What you need to do
Among the records, which lines hold the word "name"? Pick them out.

═══ Record set

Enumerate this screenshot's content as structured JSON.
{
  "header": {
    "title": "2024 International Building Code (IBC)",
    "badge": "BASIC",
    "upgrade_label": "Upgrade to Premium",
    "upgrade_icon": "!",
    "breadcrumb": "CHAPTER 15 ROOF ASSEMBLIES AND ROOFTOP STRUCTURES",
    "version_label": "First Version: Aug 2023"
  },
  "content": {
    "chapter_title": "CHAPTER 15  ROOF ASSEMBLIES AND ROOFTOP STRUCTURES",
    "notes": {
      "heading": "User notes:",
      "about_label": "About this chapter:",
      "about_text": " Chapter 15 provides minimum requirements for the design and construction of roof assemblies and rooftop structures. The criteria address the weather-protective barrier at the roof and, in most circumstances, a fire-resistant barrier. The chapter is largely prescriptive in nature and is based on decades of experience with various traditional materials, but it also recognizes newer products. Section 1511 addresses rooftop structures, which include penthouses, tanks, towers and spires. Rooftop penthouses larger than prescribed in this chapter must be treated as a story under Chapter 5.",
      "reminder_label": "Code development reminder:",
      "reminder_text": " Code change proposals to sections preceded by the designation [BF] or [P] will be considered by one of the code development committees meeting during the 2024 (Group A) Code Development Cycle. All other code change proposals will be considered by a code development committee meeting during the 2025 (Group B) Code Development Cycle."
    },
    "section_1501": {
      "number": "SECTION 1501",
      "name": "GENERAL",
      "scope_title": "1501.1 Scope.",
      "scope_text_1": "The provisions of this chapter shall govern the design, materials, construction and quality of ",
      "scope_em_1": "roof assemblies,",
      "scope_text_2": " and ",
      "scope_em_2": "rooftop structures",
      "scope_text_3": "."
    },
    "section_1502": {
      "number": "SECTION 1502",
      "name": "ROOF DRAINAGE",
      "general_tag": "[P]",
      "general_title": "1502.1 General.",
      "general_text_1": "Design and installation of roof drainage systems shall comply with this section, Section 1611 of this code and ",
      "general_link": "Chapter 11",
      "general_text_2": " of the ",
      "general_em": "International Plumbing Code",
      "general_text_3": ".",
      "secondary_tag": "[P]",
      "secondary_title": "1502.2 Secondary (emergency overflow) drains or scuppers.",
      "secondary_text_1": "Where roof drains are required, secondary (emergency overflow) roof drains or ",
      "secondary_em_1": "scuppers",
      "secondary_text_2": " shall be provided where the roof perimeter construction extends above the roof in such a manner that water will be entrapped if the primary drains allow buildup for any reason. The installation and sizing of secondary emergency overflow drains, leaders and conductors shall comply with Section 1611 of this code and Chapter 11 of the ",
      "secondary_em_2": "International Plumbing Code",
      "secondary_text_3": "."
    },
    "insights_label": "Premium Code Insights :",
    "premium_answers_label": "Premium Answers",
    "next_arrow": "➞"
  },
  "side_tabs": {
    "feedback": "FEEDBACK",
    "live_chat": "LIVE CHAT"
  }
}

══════
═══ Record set

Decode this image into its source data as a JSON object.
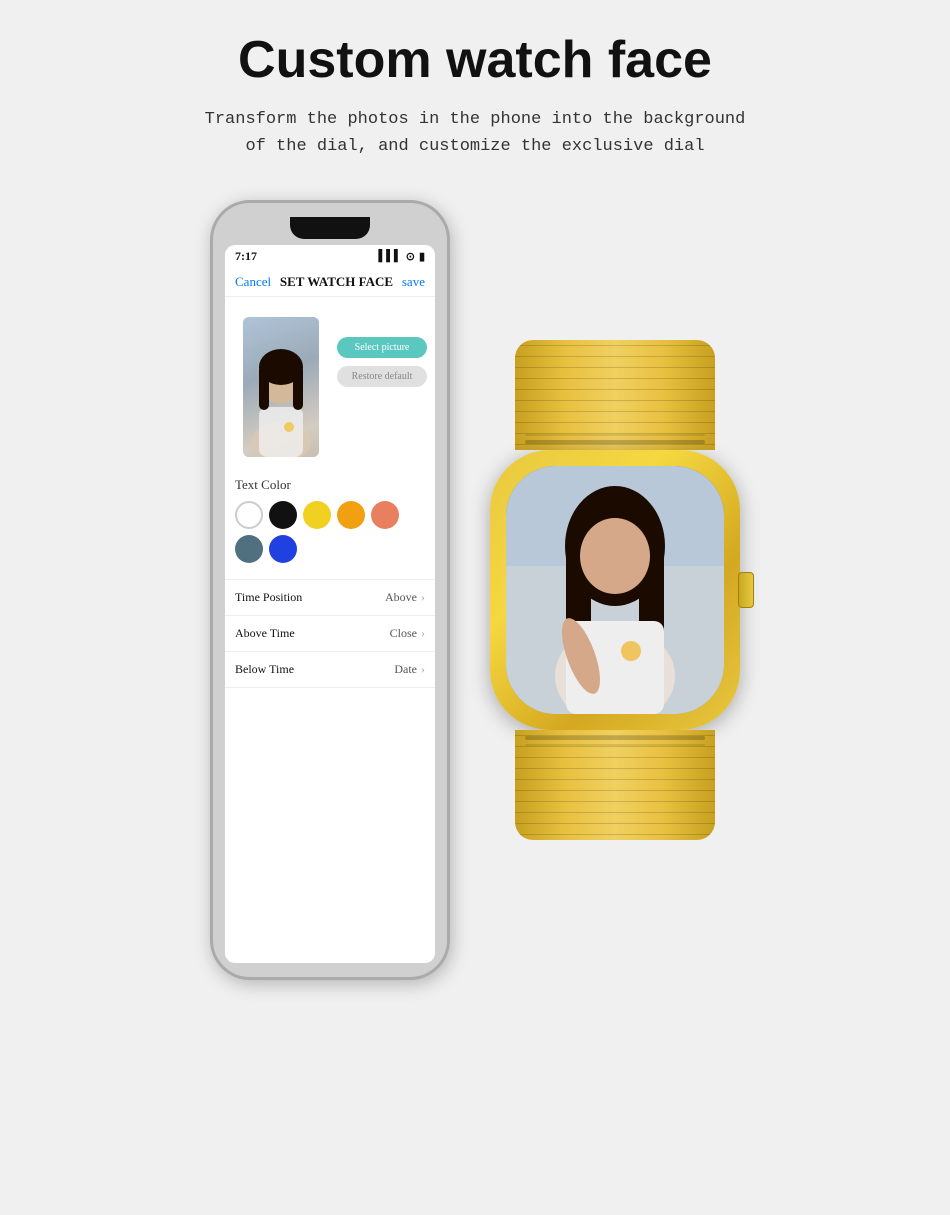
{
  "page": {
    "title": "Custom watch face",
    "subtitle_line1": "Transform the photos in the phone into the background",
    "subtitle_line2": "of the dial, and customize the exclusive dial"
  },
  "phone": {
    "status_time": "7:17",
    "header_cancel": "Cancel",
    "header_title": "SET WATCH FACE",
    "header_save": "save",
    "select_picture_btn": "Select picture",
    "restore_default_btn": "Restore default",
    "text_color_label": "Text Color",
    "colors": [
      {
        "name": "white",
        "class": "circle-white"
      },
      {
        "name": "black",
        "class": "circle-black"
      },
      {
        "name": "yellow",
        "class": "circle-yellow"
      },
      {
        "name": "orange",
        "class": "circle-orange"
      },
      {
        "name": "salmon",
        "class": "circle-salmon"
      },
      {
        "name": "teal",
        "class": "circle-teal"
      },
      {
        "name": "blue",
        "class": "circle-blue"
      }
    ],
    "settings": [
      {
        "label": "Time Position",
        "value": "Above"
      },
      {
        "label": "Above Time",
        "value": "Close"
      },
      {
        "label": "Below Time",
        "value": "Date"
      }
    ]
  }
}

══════

Output of the exercise
      "name": "GENERAL",
      "name": "ROOF DRAINAGE",
        "name": "white",
        "name": "black",
        "name": "yellow",
        "name": "orange",
        "name": "salmon",
        "name": "teal",
        "name": "blue",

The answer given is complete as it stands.